Joel Buchwald was born in Roscrae, Ireland. He was adopted and lived in Paris until 1962. The family then relocated to the United States where he has since lived.
Journalism has been a trademark for Mr. Buchwald, starting in fifth grade with a newspaper route. After college, he worked with Guggenheim Productions in Washington, D.C. a film company that specialized in documentaries and political campaigns.
After leaving Guggenheim Productions, Joel Buchwald joined ABC News in 1978, working in New York on the original production team that established the show 20/20. In 1980, he moved to the Washington, D.C. bureau, where he specialized in hard news and political campaigns. In 1982, he was brought back to New York to run operations for The Early Morning Show and Good Morning America's newscasts. His remaining years at ABC were spent at the Los Angeles and Denver bureaus. He covered international stories such as the "Contras in Nicaragua", "The American Invasion of Panama", and that of the first Gulf War. He produced domestic stories such as "The Valdez Oil Spill", "The San Francisco Earthquake" and "The Yellowstone Forest Fires." With the blessing of ABC News, he ventured on his own and started a production company.
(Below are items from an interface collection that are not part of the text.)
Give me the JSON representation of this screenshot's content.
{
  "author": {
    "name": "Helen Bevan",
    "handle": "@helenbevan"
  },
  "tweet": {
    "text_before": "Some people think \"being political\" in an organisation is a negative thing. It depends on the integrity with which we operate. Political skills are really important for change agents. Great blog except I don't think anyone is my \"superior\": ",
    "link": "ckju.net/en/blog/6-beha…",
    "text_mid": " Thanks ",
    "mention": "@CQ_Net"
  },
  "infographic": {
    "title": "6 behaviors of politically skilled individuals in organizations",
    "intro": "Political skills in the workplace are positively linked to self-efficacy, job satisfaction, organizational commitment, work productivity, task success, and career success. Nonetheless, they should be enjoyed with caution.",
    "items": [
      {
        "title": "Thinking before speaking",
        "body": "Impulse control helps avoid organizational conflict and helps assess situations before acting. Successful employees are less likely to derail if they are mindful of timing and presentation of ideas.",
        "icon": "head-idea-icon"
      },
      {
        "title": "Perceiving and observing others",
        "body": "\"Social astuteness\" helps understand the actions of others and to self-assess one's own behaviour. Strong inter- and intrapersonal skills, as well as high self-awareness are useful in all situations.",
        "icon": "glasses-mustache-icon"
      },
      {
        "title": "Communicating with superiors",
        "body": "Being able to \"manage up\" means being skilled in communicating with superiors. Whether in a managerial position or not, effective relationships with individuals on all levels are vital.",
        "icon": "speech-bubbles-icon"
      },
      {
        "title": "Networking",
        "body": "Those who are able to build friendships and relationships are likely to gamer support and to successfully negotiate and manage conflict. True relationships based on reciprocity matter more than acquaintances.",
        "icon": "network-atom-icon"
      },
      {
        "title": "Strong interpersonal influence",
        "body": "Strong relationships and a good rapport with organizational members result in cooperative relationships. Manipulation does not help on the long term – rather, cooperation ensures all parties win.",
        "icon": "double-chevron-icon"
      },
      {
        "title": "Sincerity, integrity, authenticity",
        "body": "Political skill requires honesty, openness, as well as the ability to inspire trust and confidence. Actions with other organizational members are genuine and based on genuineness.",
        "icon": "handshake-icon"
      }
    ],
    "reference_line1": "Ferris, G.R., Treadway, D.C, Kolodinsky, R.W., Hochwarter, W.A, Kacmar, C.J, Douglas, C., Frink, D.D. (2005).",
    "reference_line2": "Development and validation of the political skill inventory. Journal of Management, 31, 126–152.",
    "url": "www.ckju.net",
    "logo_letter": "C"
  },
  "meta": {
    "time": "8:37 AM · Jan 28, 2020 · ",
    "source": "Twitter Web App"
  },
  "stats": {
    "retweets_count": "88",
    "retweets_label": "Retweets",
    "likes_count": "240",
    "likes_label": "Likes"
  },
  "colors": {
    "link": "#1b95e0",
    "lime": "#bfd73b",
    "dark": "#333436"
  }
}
In 1993, Mr. Buchwald's mother was diagnosed with terminal lung cancer, shortly after she and his father had separated. He took a sabbatical from his successful news career to move back to Washington, D.C. and became the sole caregiver to his mother. Home hospice provided a great deal of support for him while caring for his mother until she died a year later. The next period of his life was focused on completing a Masters Degree in Communications and being a stay at home dad to two young children in addition to caring for his ailing father who moved in and lived with the family for seven years.
In February 2006, Joel Buchwald's father, Art Buchwald, checked into hospice in Washington, D.C. and prepared for death. Unexpectedly, his father regained partial use of his kidneys, in turn making him ineligible for medical coverage and continued hospice residence. The elder Buchwald found much comfort in hospice and agreed to pay room and board, writing his last book and hosting a salon in the hospice's living room that became "the place" for Washington's elite to visit. His father's kidneys started to fail again and he chose to spend his final months with his son and his family in their home, where he had lived for the last seven years. He died at their home with his family at his bedside.
Joel Buchwald serves on the Board of The Vineyard House and The Brady Campaign to Prevent Violence. He is the Master Of Ceremonies for the annual Martha's Vineyard Community Services dinner, which raises thousands of dollars for those in need of services on Martha's Vineyard. He has spoken and presented awards at numerous events, including The National Hospice Conference, the Washington Home, the National Press Foundation and the Kennedy Center.